The book does not try to sell us the kind of “hacking” that goes on TV with shows like CSI, that still seem to think that an electric outlet can get you to access the FBI databases, but, with due handwaving for a non-technical book, explain what the main problem is: you only need to trigger a pre-defined event. In the case of the device I named above, it would “just” take a malicious piece of software (that the book consistently called “logic bomb”) that expects a precise sequence of inputs to trigger a cascade failure… you could give those inputs through those devices and be near to unidentifiable (this reminds me of the slot-machines code in Ocean 13, but I digress once again).

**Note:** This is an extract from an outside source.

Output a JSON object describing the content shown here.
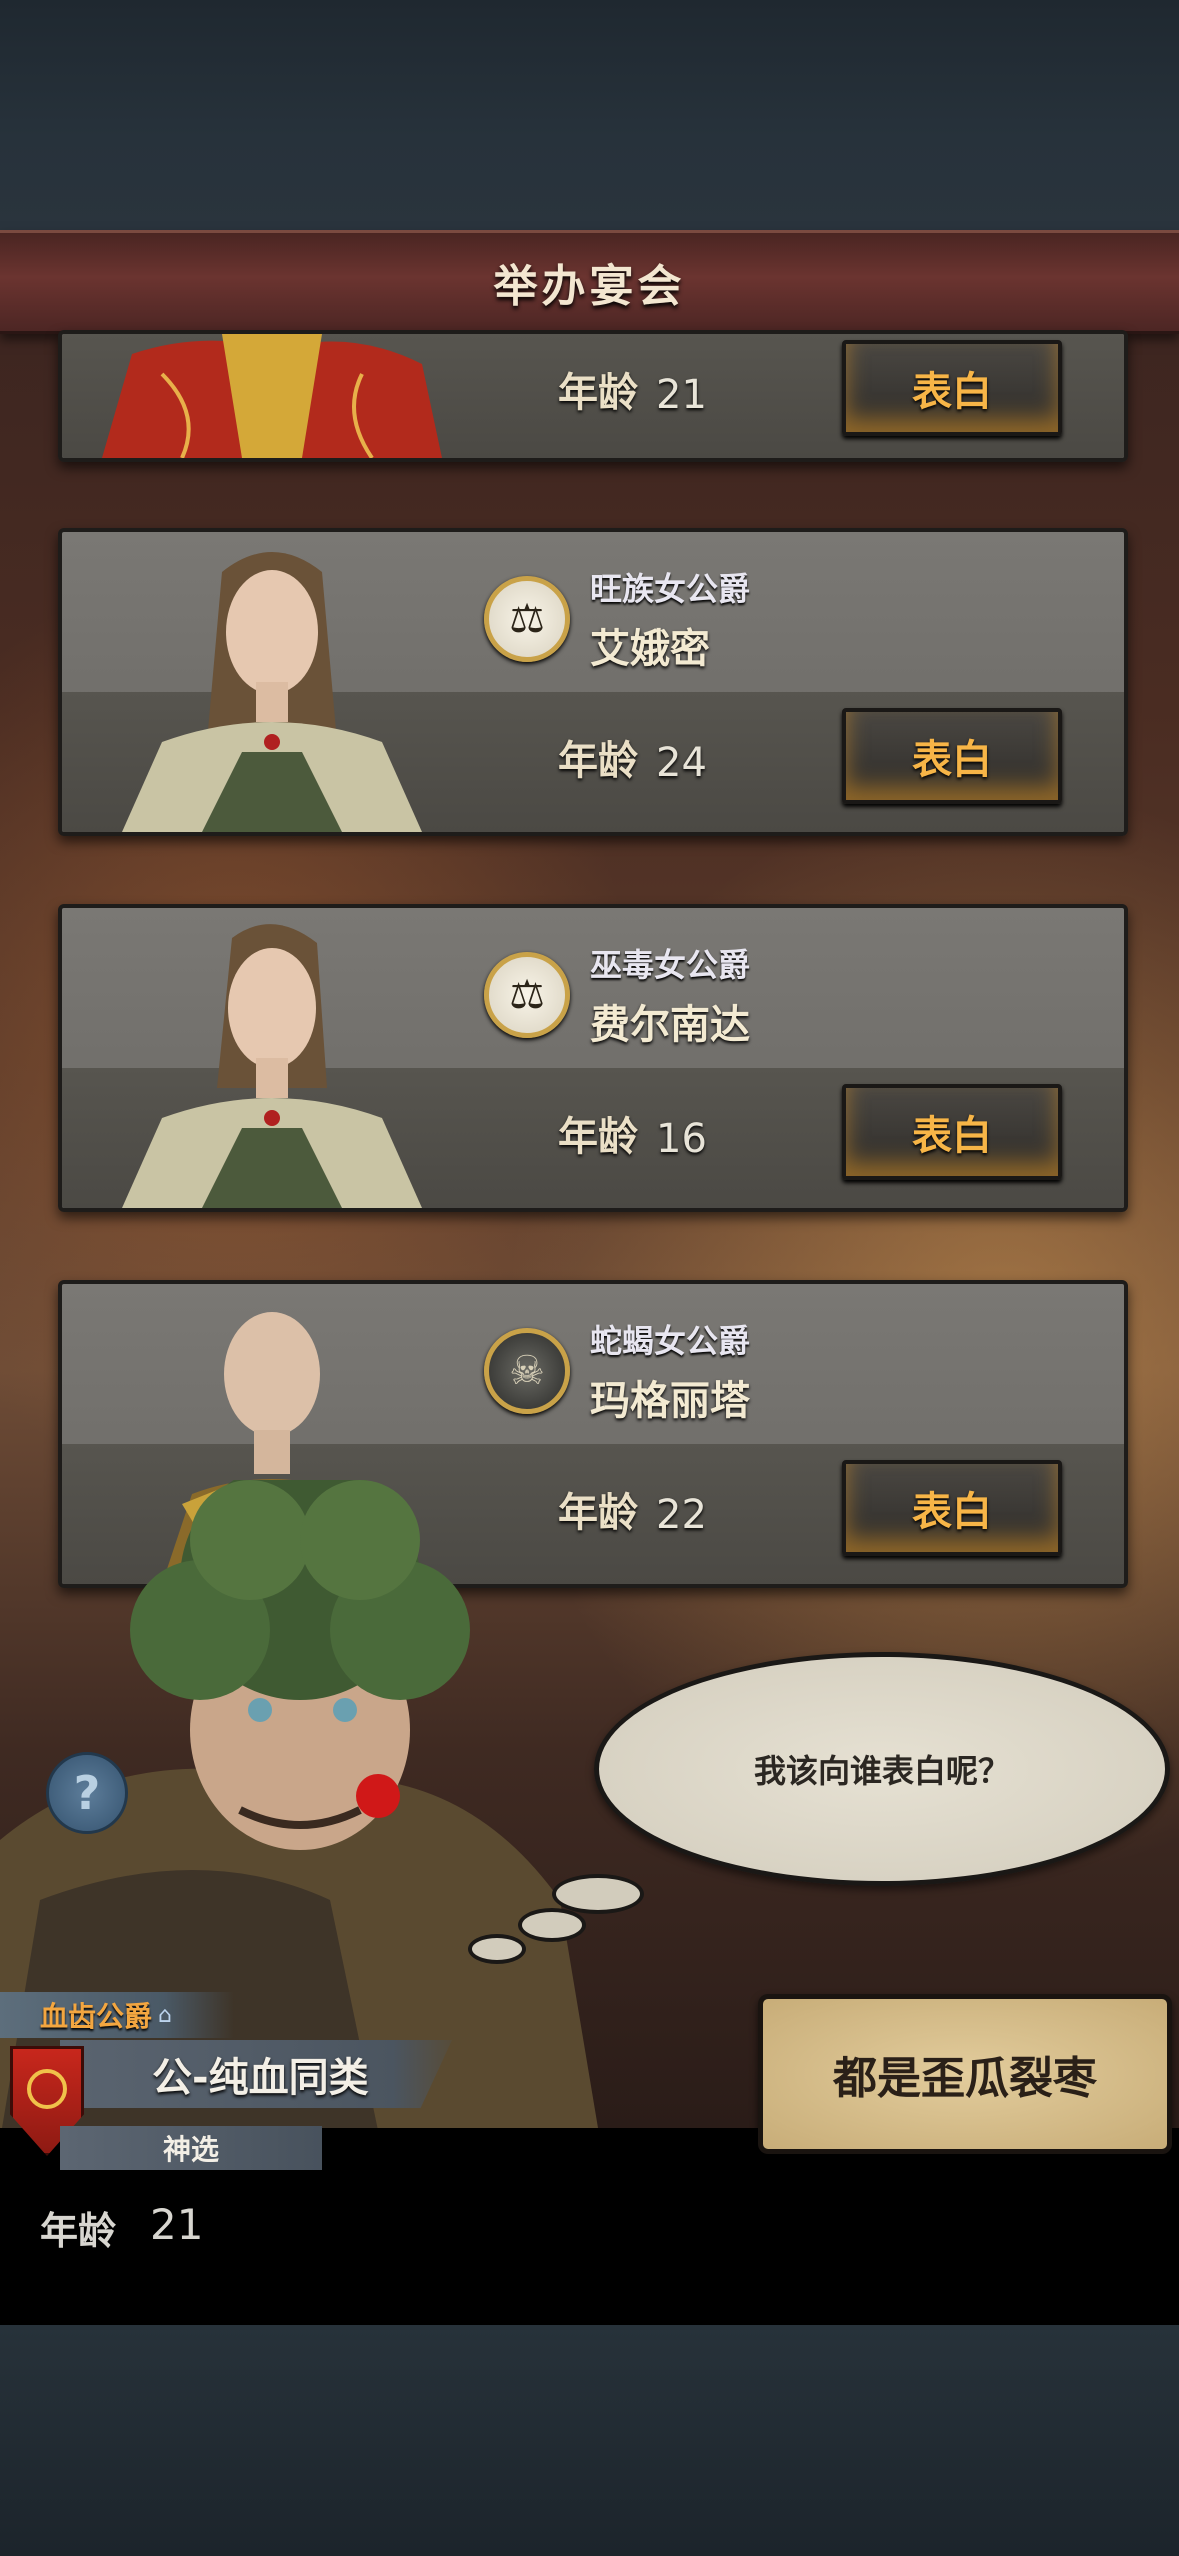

Clarke’s repeats over and over that one of the main problems to solve is to make sure that you can trust the code that runs on your systems, and on that note, while he doesn’t make it too explicit, I think he would welcome that all critical systems were to run on open source software (he does mention open source as a tool in passing a couple of times — and goes on ranting about Microsoft for over an entire page!). While obviously open source does not guarantee you that there is no malicious code – it would be very very difficult to audit all of it and be sure that there are no intentional trigger sequence in it – certainly it makes it easier to spot those problems than closed-source software. He definitely seem to understand that security-by-obscurity is of no use, especially as he admits that both the US government and others (he refers mostly of China) have been scouring over the private “intellectual property” of manufacturers – it might be obscure to me and you, but sure as hell it is not obscure to a military force wanting to exploit it!
Put in the light of this book, efforts such as SELinux and the Coverity founding for auditing Linux and other components of Free operating systems make total sense. We can make use of those, but primarily, they want to be able to trust the code. Some of the ideas Clarke gives in the book seem a bit too much for me, though.

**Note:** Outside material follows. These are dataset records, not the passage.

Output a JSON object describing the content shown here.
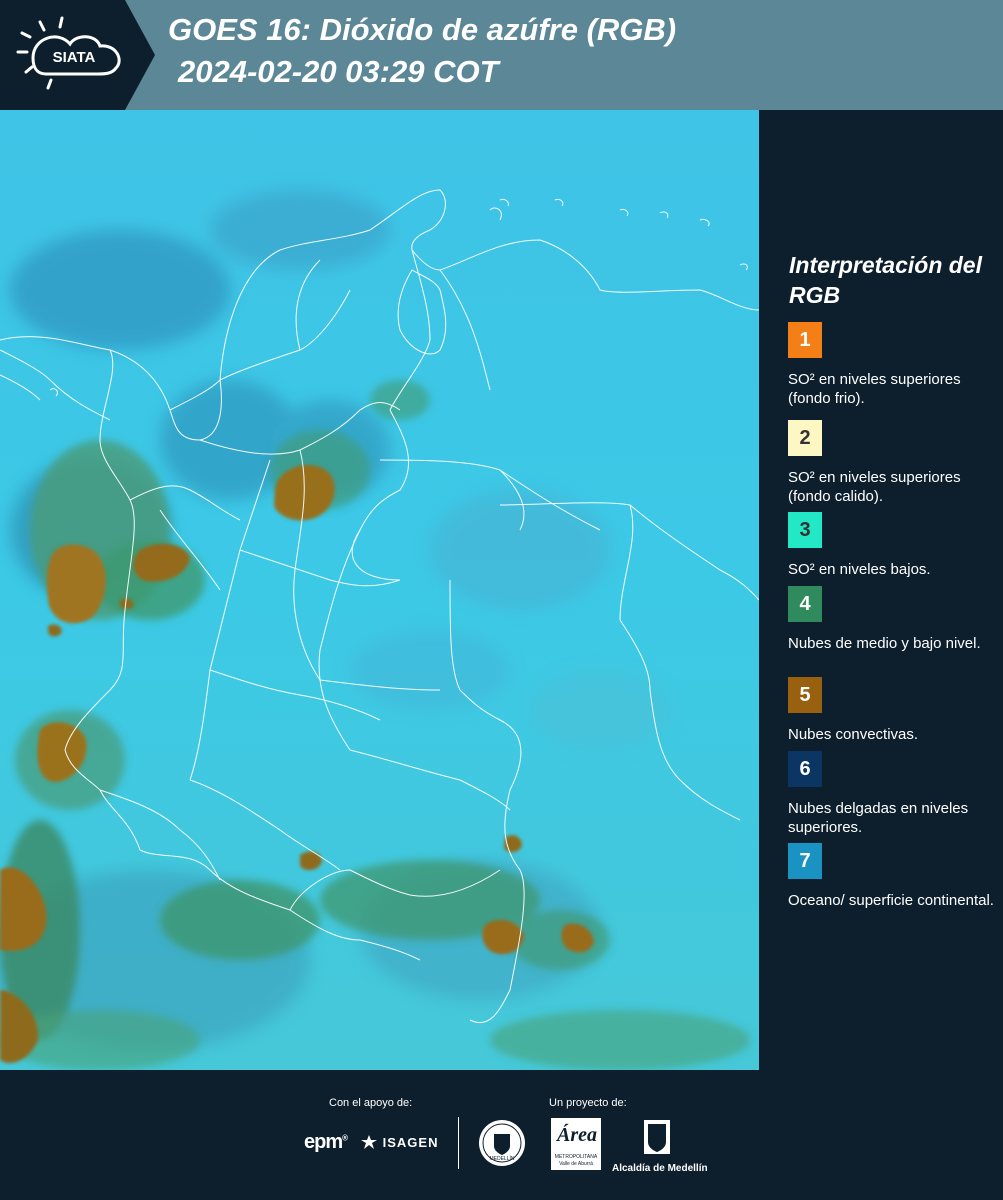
{
  "header": {
    "logo_text": "SIATA",
    "title_line1": "GOES 16: Dióxido de azúfre (RGB)",
    "title_line2": "2024-02-20 03:29 COT"
  },
  "legend": {
    "title": "Interpretación del RGB",
    "items": [
      {
        "number": "1",
        "label": "SO² en niveles superiores (fondo frio).",
        "color": "#f57f17",
        "text_color": "#ffffff"
      },
      {
        "number": "2",
        "label": "SO² en niveles superiores (fondo calido).",
        "color": "#fdf7c3",
        "text_color": "#333333"
      },
      {
        "number": "3",
        "label": "SO² en niveles bajos.",
        "color": "#22e8c6",
        "text_color": "#333333"
      },
      {
        "number": "4",
        "label": "Nubes de medio y bajo nivel.",
        "color": "#2f8a5e",
        "text_color": "#ffffff"
      },
      {
        "number": "5",
        "label": "Nubes convectivas.",
        "color": "#98600f",
        "text_color": "#ffffff"
      },
      {
        "number": "6",
        "label": "Nubes delgadas en niveles superiores.",
        "color": "#0b3563",
        "text_color": "#ffffff"
      },
      {
        "number": "7",
        "label": "Oceano/ superficie continental.",
        "color": "#1b93c2",
        "text_color": "#ffffff"
      }
    ]
  },
  "footer": {
    "support_caption": "Con el apoyo de:",
    "project_caption": "Un proyecto de:",
    "epm_text": "epm",
    "isagen_text": "ISAGEN",
    "area_text": "Área",
    "area_sub": "METROPOLITANA",
    "area_sub2": "Valle de Aburrá",
    "seal_text": "MEDELLÍN",
    "alcaldia_text": "Alcaldía de Medellín"
  },
  "colors": {
    "header_bg": "#5b8797",
    "panel_bg": "#0d1f2d",
    "ocean": "#35c6e3",
    "convective": "#98600f",
    "midlow": "#2f8a5e"
  }
}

While the “back to mainframes” idea that he suggests, specifically noting that Vint Cerf wouldn’t agree with that, might sound the most strange option, I actually think he has a point there. Total division might be impossible for some tasks, are we’re definitely too used to be able to do everything and the kitchen sink with the same software, but it might be worth considering, in some domains at least.
The one that I find far fetched is the idea of having Artificial Intelligence write the software from scratch, to avoid the “human factor” introducing bugs by mistake, and backdoors by design. It’s not pure fear that makes me cringe there, but it’s rather the problem of chicken and egg: who writes the AI in the first place? We already have had examples of software being programmed to hide malicious code within other software (cfr. Reflection on Trusting Trust by Ken Thompson).
At any rate, this is one of those books that I will suggest you all to read. And at the end, it really gives you so many interesting points of view, that you’d really resent the way “cyber crime” is portrayed by CSI or – to a lesser extent, even! – Dan Brown.